Peter, I am not sure that worldly customs have to have life-changing meanings to be an excuse for family reunions and general merriment. But here up yonder, it is reasonable to wonder whether a holiday that has been reified so much in public space (creches, lights, street banners, window displays, piped carols, etc) can survive as a public event if commerce decisively shifts from brick & mortar shops to online warehouses. We may end up with the Twelve Days of Janus.


Andrei said...

"Will "Christmas" collapse as a cultural celebration in the West?"

Not anytime soon - Christmas as we know it has even migrated to non Christian Nations, in particular Japan and Korea

"One - don't know where now - was an observation that in 19th century England, Christmas as a social festival was waning. Then Dickens wrote A Christmas Carol, revived it and the rest, thanks to Disney and Coca Cola, is the history of modern Christmas."

Christmas has been celebrated differently in England at different times - in Victorian England it took on elements that we associate it with today, in particular the Christmas Tree which was German in origin and came via the German Royal Family.

The Victorian celebration of Christmas of course is recalled in the Victorian imagery often seen on Christmas Cards, another Victorian innovation In Oliver Cromwell's England Christmas was banned of course.

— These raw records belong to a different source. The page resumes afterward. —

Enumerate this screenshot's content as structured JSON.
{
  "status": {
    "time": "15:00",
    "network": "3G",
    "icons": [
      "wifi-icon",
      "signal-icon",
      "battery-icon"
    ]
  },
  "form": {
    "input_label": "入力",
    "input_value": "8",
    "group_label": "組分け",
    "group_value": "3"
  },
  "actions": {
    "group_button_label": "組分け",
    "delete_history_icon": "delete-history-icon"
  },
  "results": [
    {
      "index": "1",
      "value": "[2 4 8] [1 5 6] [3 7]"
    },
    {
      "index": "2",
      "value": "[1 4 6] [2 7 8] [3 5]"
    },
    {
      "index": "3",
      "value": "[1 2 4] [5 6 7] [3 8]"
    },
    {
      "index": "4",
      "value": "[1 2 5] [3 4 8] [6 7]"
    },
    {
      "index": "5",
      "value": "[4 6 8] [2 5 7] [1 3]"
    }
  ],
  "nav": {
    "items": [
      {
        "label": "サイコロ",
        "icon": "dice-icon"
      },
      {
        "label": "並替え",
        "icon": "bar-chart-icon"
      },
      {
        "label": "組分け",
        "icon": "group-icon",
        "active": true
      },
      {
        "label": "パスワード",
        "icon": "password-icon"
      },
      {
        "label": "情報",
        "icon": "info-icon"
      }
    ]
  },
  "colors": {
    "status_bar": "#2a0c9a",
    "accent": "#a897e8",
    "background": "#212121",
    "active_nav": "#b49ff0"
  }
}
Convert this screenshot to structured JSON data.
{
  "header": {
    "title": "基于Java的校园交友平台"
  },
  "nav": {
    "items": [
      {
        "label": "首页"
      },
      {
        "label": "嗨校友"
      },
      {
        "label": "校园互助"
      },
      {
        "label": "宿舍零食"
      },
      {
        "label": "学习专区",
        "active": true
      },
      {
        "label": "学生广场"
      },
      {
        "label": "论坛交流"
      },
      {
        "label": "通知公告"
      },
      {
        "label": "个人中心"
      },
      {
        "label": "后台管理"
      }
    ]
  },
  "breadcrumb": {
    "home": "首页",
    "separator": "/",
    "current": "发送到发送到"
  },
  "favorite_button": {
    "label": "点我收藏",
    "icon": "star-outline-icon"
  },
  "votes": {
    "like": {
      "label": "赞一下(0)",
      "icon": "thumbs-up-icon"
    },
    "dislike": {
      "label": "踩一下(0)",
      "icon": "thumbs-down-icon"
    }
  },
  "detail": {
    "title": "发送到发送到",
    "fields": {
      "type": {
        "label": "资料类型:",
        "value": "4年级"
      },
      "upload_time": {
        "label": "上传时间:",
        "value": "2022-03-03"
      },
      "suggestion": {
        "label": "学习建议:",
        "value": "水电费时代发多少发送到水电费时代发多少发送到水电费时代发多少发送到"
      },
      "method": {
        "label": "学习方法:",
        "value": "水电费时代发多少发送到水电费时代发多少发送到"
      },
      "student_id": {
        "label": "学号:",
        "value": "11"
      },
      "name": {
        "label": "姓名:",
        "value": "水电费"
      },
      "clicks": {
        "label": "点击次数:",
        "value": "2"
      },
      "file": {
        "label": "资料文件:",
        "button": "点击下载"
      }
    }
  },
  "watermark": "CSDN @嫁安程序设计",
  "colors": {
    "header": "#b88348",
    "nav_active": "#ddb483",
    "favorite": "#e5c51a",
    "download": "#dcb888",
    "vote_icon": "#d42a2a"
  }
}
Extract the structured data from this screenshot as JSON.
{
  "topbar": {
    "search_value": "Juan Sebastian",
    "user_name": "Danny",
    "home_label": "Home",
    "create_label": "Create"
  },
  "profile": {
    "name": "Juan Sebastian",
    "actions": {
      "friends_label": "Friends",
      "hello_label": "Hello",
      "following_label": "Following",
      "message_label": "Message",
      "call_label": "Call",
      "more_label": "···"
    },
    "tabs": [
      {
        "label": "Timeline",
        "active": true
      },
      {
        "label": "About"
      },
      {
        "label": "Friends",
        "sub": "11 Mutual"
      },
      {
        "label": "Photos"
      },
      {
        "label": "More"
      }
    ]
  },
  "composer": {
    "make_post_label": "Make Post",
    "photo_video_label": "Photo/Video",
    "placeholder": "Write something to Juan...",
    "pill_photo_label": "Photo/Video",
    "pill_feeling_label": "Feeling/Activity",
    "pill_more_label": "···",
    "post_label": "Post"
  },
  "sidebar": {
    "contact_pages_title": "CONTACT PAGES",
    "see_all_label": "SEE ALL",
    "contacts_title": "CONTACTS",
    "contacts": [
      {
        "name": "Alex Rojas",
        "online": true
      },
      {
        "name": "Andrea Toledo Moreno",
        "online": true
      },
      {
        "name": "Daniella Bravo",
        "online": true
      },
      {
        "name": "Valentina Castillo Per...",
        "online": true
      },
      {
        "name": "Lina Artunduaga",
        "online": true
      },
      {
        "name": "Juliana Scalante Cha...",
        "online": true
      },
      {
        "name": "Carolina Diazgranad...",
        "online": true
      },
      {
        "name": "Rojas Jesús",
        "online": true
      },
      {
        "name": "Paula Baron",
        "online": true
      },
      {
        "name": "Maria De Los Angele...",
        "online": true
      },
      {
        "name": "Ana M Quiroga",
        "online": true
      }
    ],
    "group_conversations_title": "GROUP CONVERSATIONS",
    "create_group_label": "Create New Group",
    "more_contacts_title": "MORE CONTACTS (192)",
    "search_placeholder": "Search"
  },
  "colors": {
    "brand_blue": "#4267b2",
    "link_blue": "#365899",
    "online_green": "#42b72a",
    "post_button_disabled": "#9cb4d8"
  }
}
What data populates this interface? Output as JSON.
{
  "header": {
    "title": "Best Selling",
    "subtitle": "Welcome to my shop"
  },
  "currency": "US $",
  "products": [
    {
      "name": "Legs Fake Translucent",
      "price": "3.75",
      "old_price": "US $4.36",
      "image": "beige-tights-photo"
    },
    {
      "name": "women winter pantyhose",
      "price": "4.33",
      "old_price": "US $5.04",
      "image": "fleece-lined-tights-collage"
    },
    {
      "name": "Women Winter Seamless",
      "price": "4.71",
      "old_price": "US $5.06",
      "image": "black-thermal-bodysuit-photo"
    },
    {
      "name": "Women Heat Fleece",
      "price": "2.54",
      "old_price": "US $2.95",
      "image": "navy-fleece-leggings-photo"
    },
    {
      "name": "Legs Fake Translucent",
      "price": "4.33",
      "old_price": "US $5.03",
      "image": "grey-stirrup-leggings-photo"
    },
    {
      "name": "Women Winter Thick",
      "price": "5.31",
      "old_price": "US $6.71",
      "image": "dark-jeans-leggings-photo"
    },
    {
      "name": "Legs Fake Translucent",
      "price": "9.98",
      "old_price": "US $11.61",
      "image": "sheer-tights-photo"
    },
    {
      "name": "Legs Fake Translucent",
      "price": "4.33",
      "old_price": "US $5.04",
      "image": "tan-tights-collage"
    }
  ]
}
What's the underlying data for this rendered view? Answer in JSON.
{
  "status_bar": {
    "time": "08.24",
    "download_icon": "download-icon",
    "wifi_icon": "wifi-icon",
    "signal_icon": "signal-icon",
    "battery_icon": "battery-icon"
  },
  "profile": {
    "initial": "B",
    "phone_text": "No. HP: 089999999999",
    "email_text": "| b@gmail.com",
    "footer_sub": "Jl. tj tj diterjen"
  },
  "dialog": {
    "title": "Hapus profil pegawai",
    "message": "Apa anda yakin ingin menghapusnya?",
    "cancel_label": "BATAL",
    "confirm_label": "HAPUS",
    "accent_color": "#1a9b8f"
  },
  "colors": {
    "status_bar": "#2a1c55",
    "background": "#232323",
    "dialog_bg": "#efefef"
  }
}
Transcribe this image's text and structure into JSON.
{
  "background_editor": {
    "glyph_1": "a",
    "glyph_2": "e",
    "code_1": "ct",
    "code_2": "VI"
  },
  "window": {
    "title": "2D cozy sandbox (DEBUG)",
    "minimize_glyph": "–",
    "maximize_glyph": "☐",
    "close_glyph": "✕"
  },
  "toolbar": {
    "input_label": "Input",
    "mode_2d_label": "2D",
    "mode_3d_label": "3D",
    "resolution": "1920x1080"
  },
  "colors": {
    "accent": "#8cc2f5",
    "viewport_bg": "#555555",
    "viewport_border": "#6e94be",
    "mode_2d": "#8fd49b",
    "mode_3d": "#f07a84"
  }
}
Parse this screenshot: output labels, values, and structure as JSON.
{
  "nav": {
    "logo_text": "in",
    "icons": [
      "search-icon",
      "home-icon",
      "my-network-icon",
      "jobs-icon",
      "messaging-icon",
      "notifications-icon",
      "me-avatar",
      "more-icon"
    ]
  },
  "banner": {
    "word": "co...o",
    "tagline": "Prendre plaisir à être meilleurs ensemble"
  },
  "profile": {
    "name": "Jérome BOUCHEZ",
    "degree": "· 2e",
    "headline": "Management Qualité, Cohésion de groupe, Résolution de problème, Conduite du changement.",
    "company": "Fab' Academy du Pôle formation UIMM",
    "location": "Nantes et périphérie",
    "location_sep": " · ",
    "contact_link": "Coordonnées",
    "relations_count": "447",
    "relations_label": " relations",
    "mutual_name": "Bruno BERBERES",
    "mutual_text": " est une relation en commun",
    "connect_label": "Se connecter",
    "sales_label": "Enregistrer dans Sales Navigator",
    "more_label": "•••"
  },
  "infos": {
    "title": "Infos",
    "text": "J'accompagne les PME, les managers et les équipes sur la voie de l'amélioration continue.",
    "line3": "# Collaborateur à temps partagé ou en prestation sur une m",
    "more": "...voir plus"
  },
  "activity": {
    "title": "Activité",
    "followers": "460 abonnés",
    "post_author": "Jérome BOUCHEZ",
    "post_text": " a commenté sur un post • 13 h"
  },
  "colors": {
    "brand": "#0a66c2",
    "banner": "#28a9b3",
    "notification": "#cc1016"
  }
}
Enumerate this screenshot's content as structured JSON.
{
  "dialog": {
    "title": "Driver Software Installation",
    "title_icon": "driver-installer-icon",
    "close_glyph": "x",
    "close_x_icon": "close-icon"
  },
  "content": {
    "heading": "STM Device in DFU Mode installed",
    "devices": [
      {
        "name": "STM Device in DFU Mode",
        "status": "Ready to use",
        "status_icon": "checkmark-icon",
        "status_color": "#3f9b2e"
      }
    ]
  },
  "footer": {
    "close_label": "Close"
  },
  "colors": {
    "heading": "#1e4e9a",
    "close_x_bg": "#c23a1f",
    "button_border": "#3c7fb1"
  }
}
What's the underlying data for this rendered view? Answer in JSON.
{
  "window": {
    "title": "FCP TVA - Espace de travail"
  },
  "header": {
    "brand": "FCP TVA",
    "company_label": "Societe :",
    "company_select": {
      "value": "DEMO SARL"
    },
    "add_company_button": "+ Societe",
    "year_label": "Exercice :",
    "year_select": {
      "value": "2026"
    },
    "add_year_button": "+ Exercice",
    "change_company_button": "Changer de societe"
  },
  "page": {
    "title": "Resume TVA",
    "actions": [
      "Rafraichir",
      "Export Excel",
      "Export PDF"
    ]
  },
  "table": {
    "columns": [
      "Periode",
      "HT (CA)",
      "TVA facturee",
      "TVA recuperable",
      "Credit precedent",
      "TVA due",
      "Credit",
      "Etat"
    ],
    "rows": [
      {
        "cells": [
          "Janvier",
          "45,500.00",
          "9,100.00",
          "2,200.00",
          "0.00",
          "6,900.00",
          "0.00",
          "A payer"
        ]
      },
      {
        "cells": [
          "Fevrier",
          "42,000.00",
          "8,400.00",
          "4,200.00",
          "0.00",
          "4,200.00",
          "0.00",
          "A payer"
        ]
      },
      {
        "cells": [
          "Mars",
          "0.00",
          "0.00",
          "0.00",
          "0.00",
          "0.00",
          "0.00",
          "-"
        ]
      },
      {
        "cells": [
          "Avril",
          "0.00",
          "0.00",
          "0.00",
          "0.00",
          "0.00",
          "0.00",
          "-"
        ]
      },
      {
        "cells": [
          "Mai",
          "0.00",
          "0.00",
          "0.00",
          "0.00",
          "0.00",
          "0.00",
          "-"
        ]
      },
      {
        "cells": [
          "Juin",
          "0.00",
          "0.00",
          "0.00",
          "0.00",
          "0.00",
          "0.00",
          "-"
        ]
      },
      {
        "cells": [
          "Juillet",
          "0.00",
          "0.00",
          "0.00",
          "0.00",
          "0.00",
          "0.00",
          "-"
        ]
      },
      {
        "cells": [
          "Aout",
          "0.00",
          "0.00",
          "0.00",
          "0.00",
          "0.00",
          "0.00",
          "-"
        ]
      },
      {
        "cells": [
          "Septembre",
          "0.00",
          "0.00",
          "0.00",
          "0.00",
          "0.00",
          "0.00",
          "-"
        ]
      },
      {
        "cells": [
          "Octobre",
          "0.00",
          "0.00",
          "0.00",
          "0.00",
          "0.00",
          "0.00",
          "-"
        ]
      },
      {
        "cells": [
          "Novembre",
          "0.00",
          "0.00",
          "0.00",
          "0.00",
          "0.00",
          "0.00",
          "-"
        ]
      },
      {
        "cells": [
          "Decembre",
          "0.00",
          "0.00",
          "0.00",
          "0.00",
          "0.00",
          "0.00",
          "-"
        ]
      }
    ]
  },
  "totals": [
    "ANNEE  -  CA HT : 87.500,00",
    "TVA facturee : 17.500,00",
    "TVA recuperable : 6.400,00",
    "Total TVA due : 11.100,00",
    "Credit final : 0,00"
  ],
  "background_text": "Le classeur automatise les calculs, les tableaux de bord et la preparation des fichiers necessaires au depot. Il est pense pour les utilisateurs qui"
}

The anti Christian brigade will tell you with great glee that Christians hijacked Saturnalia with Christmas and that it is really a pagan celebration of the winter solstice

What they don't credit is that Christmas is not the most important feast on the calendar but Easter or Pascha is and that Festival's timing is based on the Jewish Passover not Northern European paganism

Even Epiphany was more prominent in days of yore and still is in some places

Most Christians in protestant lands are unaware of the great Christian Festivals beyond Christian and Easter but some of them are public holidays in Southern and Eastern Europe

Christmas as we know it today is American and doesn't celebrate the Birth of Christ but consumerism and capitalism

Luckily I'm an adherent of the old Calendar and so the Feast of the Nativity of Christ a.k.a Christmas occurs after the Mickey Mouse version you are stuck with.

The "reason for the season" folks should consider using the old calendar and/or celebrating Epiphany.

There are a plethora of gift giving traditions not associated with Christmas that have been bundled into it by the way

"Santa" St Nickolas as the gift giver belongs on December the 6th not Christmas day and there are also gift giving traditions associated with Epiphany but these have all been bundled together

Peter Carrell said...

Fortunately, Bowman, John Newton has already written the first Janus Carol for the online shopping festival season: Amazon Grace!

Peter Carrell said...

Hi Andrei
All understood but I remain keen on Christmas as the Festival of the Incarnation (without which Pascha would not have any meaning) and, with respect to the emphasis on Epiphany in other traditions, I appreciate that December 25th is the beginning of our Down Under summer holidays, whereas Epiphany is in the middle of it!

Andrei said...

I am not suggesting for a minute that you forego celebrating the Nativity Peter - not at all you should

Rather I'm suggesting that you celebrate it separately from "Santa", the girls behind the checkouts wearing rein deer antlers and the soundtrack of crooners singing about white Christmasses and the jangle of "Jingle Bells"

" I appreciate that December 25th is the beginning of our Down Under summer holidays, whereas Epiphany is in the middle of it!"

What is the etymology of the word "Holiday" Peter? Isn't it Holy Day?

And in the Eastern Tradition Epiphany is a festival tailor made to be celebrated at the Beach, the Faithful of Siberia are reduced to cutting holes in ice frozen lakes and rivers for their Epiphany celebrations whereas you have sunny golden sanded beaches at your doorstep for this one :)

It is not an either or proposition

Father Ron Smith said...

While faithful Christians exist, there will always be a reason for celebrating the Nativity of the God-Man, Jesus. A Joyful Christmas, everyone.

Christus Natus hodie!